For more than two years, one of the four wastewater treatment ponds in the village of Poplar has sat unused, waiting for repairs.
It was damaged in the 2018 Father’s Day flood and the initial $36,000 award provided by the Federal Emergency Management Agency was not enough to cover the scope of work needed.
Village, state and federal leaders, as well as a neighbor with political pull, have all had a hand in appealing that decision. Village Board president Randy Jones said it was a long, tough process that was initially denied.
“Once they denied our claim, I thought it was over,” he said.
FEMA requested additional information, and the village submitted what paperwork it could for the appeal. The last time the agency asked for information, Jones told the engineer to just send a letter outlining the repairs needed.
“There were no more maintenance records to give them. I really didn’t think it was going to work,” Jones said.
On Aug. 31, FEMA notified the village it was granting the additional $58,000 needed to repair the pond.
Jones credited Cody Kamroski with Wisconsin Emergency Management for his knowledge and help searching for possibilities during the process. Poplar resident and former state Sen. Bob Jauch set up a meeting to put Jones in touch with Madison leaders. Others involved included state Sen. Janet Bewley, D-Mason; state Rep. Nick Milroy, D-South Range; and U.S. Sen. Tammy Baldwin, D-Wis.
“I don’t know all what happened behind the scenes, but we had everybody from Nick Milroy and Janet Bewley and Tammy Baldwin and some people from the governor's office and the DNR ... and they all pitched in,” Jones said. “It was everything from our most local politicians to the governor’s office that I had contact with during this two-year-plus period. And I think it probably took every bit of that to get this to work.”
Jauch said it’s an example of how the wheels of government might work slowly, but if you have the right people, things get done.
“Everybody pitched in, and they finally got what may seem to be a small amount of money, especially in the scheme of the billions of dollars in damages FEMA’s paying for across the country in natural disasters,” Jauch said. “This was really an instrumental decision for a small community.”
"It's the difference between actually fixing it up right and letting it go and hoping for the best," Jones said.
The work needed to be done, but passing the additional cost on to the village’s approximately 140 sewer customers wasn’t an option for Jones. Customer sewer rates rose by 60% in 2018 to $98 per household, causing public outcry.
“We would’ve had to borrow money and figure out a way to pay it back without raising the sewer rate,” Jones said.
Even with the FEMA funding, he said the village will have to cover $18,000 that was spent on engineer fees for reports that bolstered the appeal.
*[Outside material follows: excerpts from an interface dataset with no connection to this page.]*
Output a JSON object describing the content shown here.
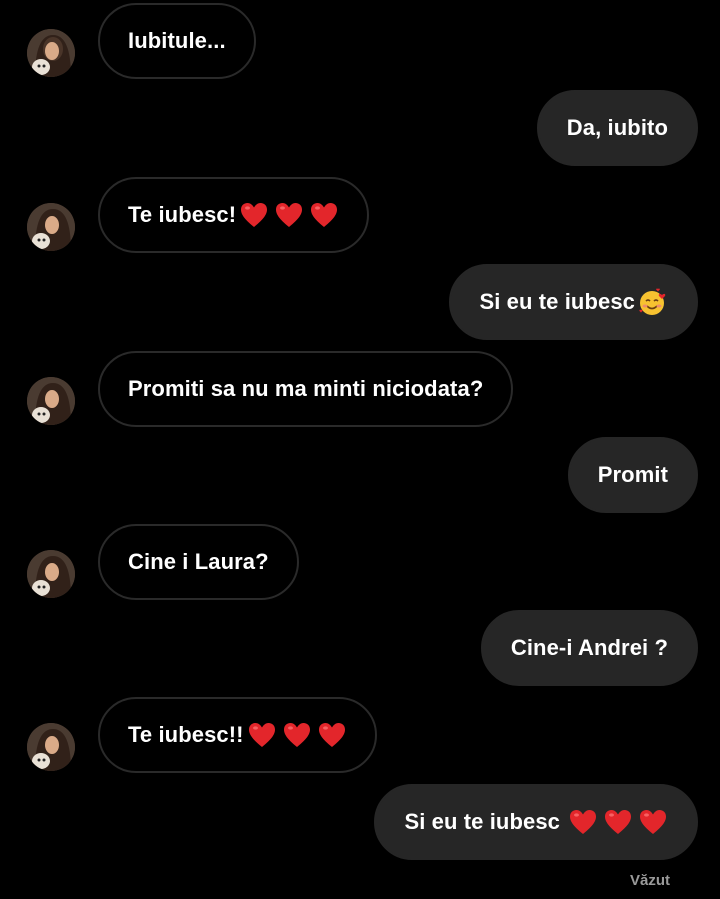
{
  "messages": [
    {
      "from": "contact",
      "text": "Iubitule...",
      "hearts": 0
    },
    {
      "from": "me",
      "text": "Da, iubito",
      "hearts": 0
    },
    {
      "from": "contact",
      "text": "Te iubesc!",
      "hearts": 3
    },
    {
      "from": "me",
      "text": "Si eu te iubesc",
      "emoji": "smiling-face-with-hearts"
    },
    {
      "from": "contact",
      "text": "Promiti sa nu ma minti niciodata?",
      "hearts": 0
    },
    {
      "from": "me",
      "text": "Promit",
      "hearts": 0
    },
    {
      "from": "contact",
      "text": "Cine i Laura?",
      "hearts": 0
    },
    {
      "from": "me",
      "text": "Cine-i Andrei ?",
      "hearts": 0
    },
    {
      "from": "contact",
      "text": "Te iubesc!!",
      "hearts": 3
    },
    {
      "from": "me",
      "text": "Si eu te iubesc ",
      "hearts": 3
    }
  ],
  "seen_label": "Văzut",
  "colors": {
    "background": "#000000",
    "outgoing_bubble": "#262626",
    "incoming_border": "#2a2a2a",
    "heart": "#e3262b",
    "seen_text": "#9a9a9a"
  },
  "icons": {
    "heart": "red-heart-icon",
    "emoji": "smiling-face-with-hearts-icon",
    "avatar": "contact-avatar"
  }
}
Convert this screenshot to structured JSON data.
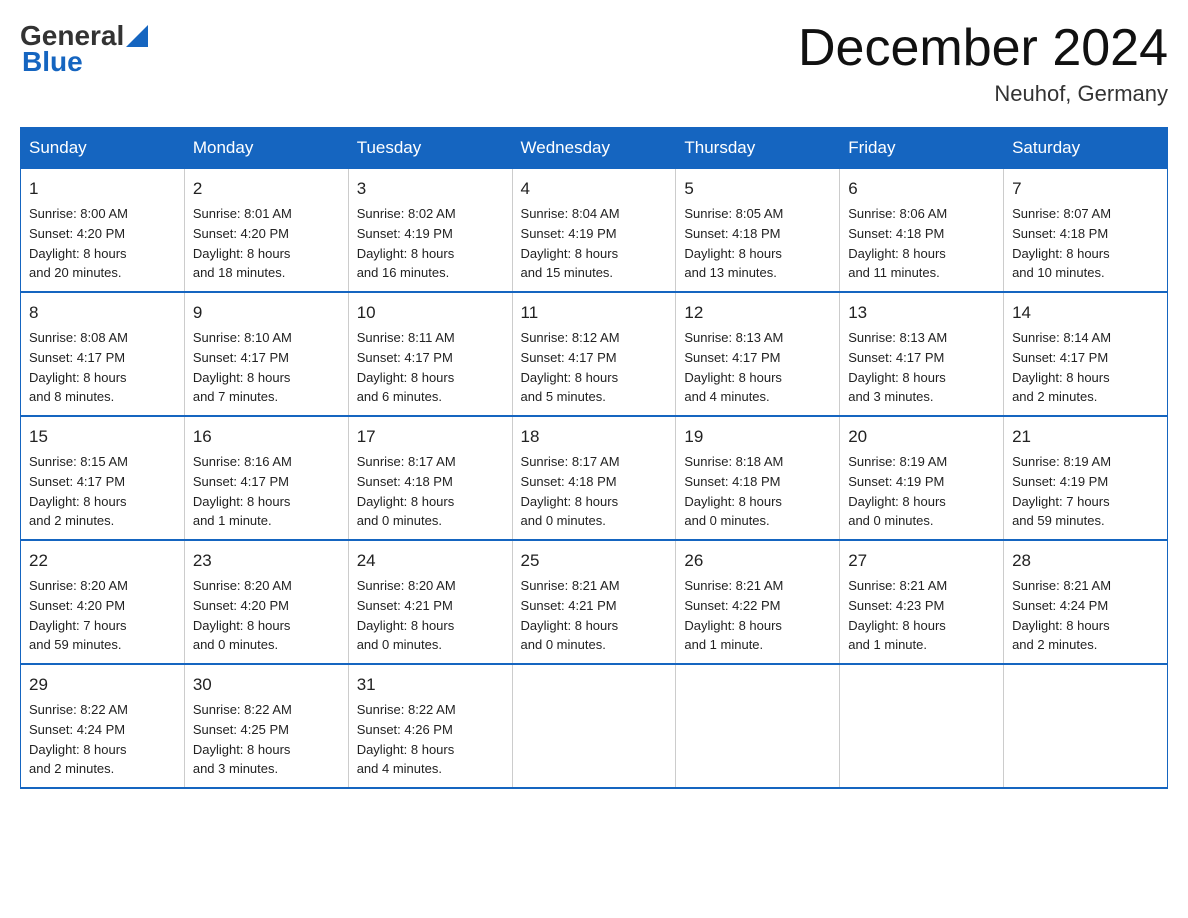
{
  "header": {
    "logo_general": "General",
    "logo_blue": "Blue",
    "month_title": "December 2024",
    "location": "Neuhof, Germany"
  },
  "days_of_week": [
    "Sunday",
    "Monday",
    "Tuesday",
    "Wednesday",
    "Thursday",
    "Friday",
    "Saturday"
  ],
  "weeks": [
    [
      {
        "day": "1",
        "info": "Sunrise: 8:00 AM\nSunset: 4:20 PM\nDaylight: 8 hours\nand 20 minutes."
      },
      {
        "day": "2",
        "info": "Sunrise: 8:01 AM\nSunset: 4:20 PM\nDaylight: 8 hours\nand 18 minutes."
      },
      {
        "day": "3",
        "info": "Sunrise: 8:02 AM\nSunset: 4:19 PM\nDaylight: 8 hours\nand 16 minutes."
      },
      {
        "day": "4",
        "info": "Sunrise: 8:04 AM\nSunset: 4:19 PM\nDaylight: 8 hours\nand 15 minutes."
      },
      {
        "day": "5",
        "info": "Sunrise: 8:05 AM\nSunset: 4:18 PM\nDaylight: 8 hours\nand 13 minutes."
      },
      {
        "day": "6",
        "info": "Sunrise: 8:06 AM\nSunset: 4:18 PM\nDaylight: 8 hours\nand 11 minutes."
      },
      {
        "day": "7",
        "info": "Sunrise: 8:07 AM\nSunset: 4:18 PM\nDaylight: 8 hours\nand 10 minutes."
      }
    ],
    [
      {
        "day": "8",
        "info": "Sunrise: 8:08 AM\nSunset: 4:17 PM\nDaylight: 8 hours\nand 8 minutes."
      },
      {
        "day": "9",
        "info": "Sunrise: 8:10 AM\nSunset: 4:17 PM\nDaylight: 8 hours\nand 7 minutes."
      },
      {
        "day": "10",
        "info": "Sunrise: 8:11 AM\nSunset: 4:17 PM\nDaylight: 8 hours\nand 6 minutes."
      },
      {
        "day": "11",
        "info": "Sunrise: 8:12 AM\nSunset: 4:17 PM\nDaylight: 8 hours\nand 5 minutes."
      },
      {
        "day": "12",
        "info": "Sunrise: 8:13 AM\nSunset: 4:17 PM\nDaylight: 8 hours\nand 4 minutes."
      },
      {
        "day": "13",
        "info": "Sunrise: 8:13 AM\nSunset: 4:17 PM\nDaylight: 8 hours\nand 3 minutes."
      },
      {
        "day": "14",
        "info": "Sunrise: 8:14 AM\nSunset: 4:17 PM\nDaylight: 8 hours\nand 2 minutes."
      }
    ],
    [
      {
        "day": "15",
        "info": "Sunrise: 8:15 AM\nSunset: 4:17 PM\nDaylight: 8 hours\nand 2 minutes."
      },
      {
        "day": "16",
        "info": "Sunrise: 8:16 AM\nSunset: 4:17 PM\nDaylight: 8 hours\nand 1 minute."
      },
      {
        "day": "17",
        "info": "Sunrise: 8:17 AM\nSunset: 4:18 PM\nDaylight: 8 hours\nand 0 minutes."
      },
      {
        "day": "18",
        "info": "Sunrise: 8:17 AM\nSunset: 4:18 PM\nDaylight: 8 hours\nand 0 minutes."
      },
      {
        "day": "19",
        "info": "Sunrise: 8:18 AM\nSunset: 4:18 PM\nDaylight: 8 hours\nand 0 minutes."
      },
      {
        "day": "20",
        "info": "Sunrise: 8:19 AM\nSunset: 4:19 PM\nDaylight: 8 hours\nand 0 minutes."
      },
      {
        "day": "21",
        "info": "Sunrise: 8:19 AM\nSunset: 4:19 PM\nDaylight: 7 hours\nand 59 minutes."
      }
    ],
    [
      {
        "day": "22",
        "info": "Sunrise: 8:20 AM\nSunset: 4:20 PM\nDaylight: 7 hours\nand 59 minutes."
      },
      {
        "day": "23",
        "info": "Sunrise: 8:20 AM\nSunset: 4:20 PM\nDaylight: 8 hours\nand 0 minutes."
      },
      {
        "day": "24",
        "info": "Sunrise: 8:20 AM\nSunset: 4:21 PM\nDaylight: 8 hours\nand 0 minutes."
      },
      {
        "day": "25",
        "info": "Sunrise: 8:21 AM\nSunset: 4:21 PM\nDaylight: 8 hours\nand 0 minutes."
      },
      {
        "day": "26",
        "info": "Sunrise: 8:21 AM\nSunset: 4:22 PM\nDaylight: 8 hours\nand 1 minute."
      },
      {
        "day": "27",
        "info": "Sunrise: 8:21 AM\nSunset: 4:23 PM\nDaylight: 8 hours\nand 1 minute."
      },
      {
        "day": "28",
        "info": "Sunrise: 8:21 AM\nSunset: 4:24 PM\nDaylight: 8 hours\nand 2 minutes."
      }
    ],
    [
      {
        "day": "29",
        "info": "Sunrise: 8:22 AM\nSunset: 4:24 PM\nDaylight: 8 hours\nand 2 minutes."
      },
      {
        "day": "30",
        "info": "Sunrise: 8:22 AM\nSunset: 4:25 PM\nDaylight: 8 hours\nand 3 minutes."
      },
      {
        "day": "31",
        "info": "Sunrise: 8:22 AM\nSunset: 4:26 PM\nDaylight: 8 hours\nand 4 minutes."
      },
      {
        "day": "",
        "info": ""
      },
      {
        "day": "",
        "info": ""
      },
      {
        "day": "",
        "info": ""
      },
      {
        "day": "",
        "info": ""
      }
    ]
  ]
}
The damaged pond has been offline since June 2018.
“We had to modify the system so we would bypass the final pond and use the preceding pond as our final pond,” Jones said.
The village has been meeting its required effluent limits, but couldn't continue this way indefinitely. Having all four ponds is particularly important in winter because more time is needed to treat wastewater in colder weather.
Jones said the village will be putting the project out for bid soon. Work is expected to begin either this fall or in the spring.
"I'm feeling great about this," he said. "It's finally going to happen."